▶ **EXERCISE PROMPT**
Below is a set of entries; give all of them again exactly.

*** Opening EXTRACTED ENTRIES ***

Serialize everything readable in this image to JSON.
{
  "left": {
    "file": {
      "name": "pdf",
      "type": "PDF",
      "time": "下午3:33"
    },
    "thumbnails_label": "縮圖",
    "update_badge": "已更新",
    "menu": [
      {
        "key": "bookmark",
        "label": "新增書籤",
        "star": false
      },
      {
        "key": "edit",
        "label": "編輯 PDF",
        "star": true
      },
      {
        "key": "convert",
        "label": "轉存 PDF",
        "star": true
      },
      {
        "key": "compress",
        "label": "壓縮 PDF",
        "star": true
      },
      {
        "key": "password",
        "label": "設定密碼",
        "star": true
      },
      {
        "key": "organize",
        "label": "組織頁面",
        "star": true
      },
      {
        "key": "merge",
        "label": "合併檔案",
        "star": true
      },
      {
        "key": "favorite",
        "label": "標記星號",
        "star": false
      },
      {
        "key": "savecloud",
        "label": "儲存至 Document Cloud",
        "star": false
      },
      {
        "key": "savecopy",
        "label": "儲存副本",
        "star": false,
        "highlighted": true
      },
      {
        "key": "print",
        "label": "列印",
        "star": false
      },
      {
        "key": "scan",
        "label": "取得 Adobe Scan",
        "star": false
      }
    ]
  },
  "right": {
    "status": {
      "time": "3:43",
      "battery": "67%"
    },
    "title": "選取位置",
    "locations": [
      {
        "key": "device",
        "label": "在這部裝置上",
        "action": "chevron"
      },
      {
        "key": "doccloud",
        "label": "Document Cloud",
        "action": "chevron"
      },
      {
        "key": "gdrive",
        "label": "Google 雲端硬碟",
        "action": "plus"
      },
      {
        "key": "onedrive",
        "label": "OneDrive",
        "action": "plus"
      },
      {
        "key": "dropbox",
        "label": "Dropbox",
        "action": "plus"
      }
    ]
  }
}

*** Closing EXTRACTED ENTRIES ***

▶ **SOLUTION BELOW**
Serialize everything readable in this image to JSON.
{
  "left": {
    "file": {
      "name": "pdf",
      "type": "PDF",
      "time": "下午3:33"
    },
    "thumbnails_label": "縮圖",
    "update_badge": "已更新",
    "menu": [
      {
        "key": "bookmark",
        "label": "新增書籤",
        "star": false
      },
      {
        "key": "edit",
        "label": "編輯 PDF",
        "star": true
      },
      {
        "key": "convert",
        "label": "轉存 PDF",
        "star": true
      },
      {
        "key": "compress",
        "label": "壓縮 PDF",
        "star": true
      },
      {
        "key": "password",
        "label": "設定密碼",
        "star": true
      },
      {
        "key": "organize",
        "label": "組織頁面",
        "star": true
      },
      {
        "key": "merge",
        "label": "合併檔案",
        "star": true
      },
      {
        "key": "favorite",
        "label": "標記星號",
        "star": false
      },
      {
        "key": "savecloud",
        "label": "儲存至 Document Cloud",
        "star": false
      },
      {
        "key": "savecopy",
        "label": "儲存副本",
        "star": false,
        "highlighted": true
      },
      {
        "key": "print",
        "label": "列印",
        "star": false
      },
      {
        "key": "scan",
        "label": "取得 Adobe Scan",
        "star": false
      }
    ]
  },
  "right": {
    "status": {
      "time": "3:43",
      "battery": "67%"
    },
    "title": "選取位置",
    "locations": [
      {
        "key": "device",
        "label": "在這部裝置上",
        "action": "chevron"
      },
      {
        "key": "doccloud",
        "label": "Document Cloud",
        "action": "chevron"
      },
      {
        "key": "gdrive",
        "label": "Google 雲端硬碟",
        "action": "plus"
      },
      {
        "key": "onedrive",
        "label": "OneDrive",
        "action": "plus"
      },
      {
        "key": "dropbox",
        "label": "Dropbox",
        "action": "plus"
      }
    ]
  }
}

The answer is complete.